Problem:
Report back every line from the entries below in which the word "value" occurs.

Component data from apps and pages
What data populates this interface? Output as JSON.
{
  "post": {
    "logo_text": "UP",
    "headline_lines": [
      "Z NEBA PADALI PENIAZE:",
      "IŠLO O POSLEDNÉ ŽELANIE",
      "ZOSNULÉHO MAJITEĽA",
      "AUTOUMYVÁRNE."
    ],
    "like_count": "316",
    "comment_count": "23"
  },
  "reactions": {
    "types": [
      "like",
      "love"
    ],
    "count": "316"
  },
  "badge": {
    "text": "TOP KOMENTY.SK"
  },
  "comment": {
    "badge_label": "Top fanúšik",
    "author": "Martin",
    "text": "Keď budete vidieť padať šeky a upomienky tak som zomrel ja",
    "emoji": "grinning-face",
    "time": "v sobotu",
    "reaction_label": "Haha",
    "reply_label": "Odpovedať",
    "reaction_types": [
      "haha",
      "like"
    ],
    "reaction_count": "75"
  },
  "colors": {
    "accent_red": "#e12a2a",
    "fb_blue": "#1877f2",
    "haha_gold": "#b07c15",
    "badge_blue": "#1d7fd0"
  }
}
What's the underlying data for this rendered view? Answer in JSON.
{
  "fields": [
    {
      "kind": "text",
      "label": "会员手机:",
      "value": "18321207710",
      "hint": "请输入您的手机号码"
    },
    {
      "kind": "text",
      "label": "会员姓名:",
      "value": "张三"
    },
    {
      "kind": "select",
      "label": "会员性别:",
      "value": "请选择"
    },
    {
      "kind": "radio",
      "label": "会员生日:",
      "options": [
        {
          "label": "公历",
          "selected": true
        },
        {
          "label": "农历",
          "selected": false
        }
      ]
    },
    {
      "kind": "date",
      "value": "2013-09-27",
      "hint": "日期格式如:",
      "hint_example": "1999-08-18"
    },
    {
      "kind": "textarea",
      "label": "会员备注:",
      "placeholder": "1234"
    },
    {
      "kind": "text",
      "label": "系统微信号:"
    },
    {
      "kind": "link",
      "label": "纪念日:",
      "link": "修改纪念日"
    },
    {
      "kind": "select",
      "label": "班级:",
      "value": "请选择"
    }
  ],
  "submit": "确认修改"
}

Written response:
      "value": "18321207710",
      "value": "张三"
      "value": "请选择"
      "value": "2013-09-27",
      "value": "请选择"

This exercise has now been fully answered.